- Website and app data records -

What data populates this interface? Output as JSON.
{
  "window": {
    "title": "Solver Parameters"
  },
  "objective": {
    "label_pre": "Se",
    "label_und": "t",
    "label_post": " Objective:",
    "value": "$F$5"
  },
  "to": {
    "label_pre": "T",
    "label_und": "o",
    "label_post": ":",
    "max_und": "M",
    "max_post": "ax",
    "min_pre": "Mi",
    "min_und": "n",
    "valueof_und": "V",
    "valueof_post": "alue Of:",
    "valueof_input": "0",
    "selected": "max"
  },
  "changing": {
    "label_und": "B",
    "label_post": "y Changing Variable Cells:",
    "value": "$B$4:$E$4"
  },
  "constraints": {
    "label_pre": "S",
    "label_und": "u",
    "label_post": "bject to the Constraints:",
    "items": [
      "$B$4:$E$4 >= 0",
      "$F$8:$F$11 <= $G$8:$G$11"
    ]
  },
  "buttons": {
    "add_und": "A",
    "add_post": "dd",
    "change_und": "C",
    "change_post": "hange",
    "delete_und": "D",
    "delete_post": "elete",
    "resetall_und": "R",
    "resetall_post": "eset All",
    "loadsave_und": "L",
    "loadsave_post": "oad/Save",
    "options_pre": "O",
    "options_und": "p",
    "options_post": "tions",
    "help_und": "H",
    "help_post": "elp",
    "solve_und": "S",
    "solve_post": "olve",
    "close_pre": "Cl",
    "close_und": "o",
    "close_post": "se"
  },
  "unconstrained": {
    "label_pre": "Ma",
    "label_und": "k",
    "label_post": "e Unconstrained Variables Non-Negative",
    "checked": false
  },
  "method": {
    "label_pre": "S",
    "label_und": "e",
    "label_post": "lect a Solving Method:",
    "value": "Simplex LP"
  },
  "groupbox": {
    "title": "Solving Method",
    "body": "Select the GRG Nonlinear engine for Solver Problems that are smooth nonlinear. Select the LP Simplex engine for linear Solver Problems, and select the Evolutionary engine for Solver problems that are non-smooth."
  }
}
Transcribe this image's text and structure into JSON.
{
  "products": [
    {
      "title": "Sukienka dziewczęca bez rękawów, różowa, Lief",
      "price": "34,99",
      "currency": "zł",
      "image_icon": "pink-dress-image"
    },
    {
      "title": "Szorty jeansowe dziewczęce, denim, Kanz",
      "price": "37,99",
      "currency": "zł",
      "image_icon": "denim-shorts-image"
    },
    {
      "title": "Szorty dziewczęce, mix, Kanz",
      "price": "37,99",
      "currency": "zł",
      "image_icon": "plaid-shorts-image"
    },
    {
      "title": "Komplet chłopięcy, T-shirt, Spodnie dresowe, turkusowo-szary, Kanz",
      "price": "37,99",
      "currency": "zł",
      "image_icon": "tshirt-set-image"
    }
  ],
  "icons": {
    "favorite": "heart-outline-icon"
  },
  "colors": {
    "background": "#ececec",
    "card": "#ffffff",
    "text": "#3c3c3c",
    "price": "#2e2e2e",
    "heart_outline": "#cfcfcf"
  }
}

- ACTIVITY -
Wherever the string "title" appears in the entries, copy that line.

- COMPLETED TASK -
    "title": "Solver Parameters"
    "title": "Solving Method",
      "title": "Sukienka dziewczęca bez rękawów, różowa, Lief",
      "title": "Szorty jeansowe dziewczęce, denim, Kanz",
      "title": "Szorty dziewczęce, mix, Kanz",
      "title": "Komplet chłopięcy, T-shirt, Spodnie dresowe, turkusowo-szary, Kanz",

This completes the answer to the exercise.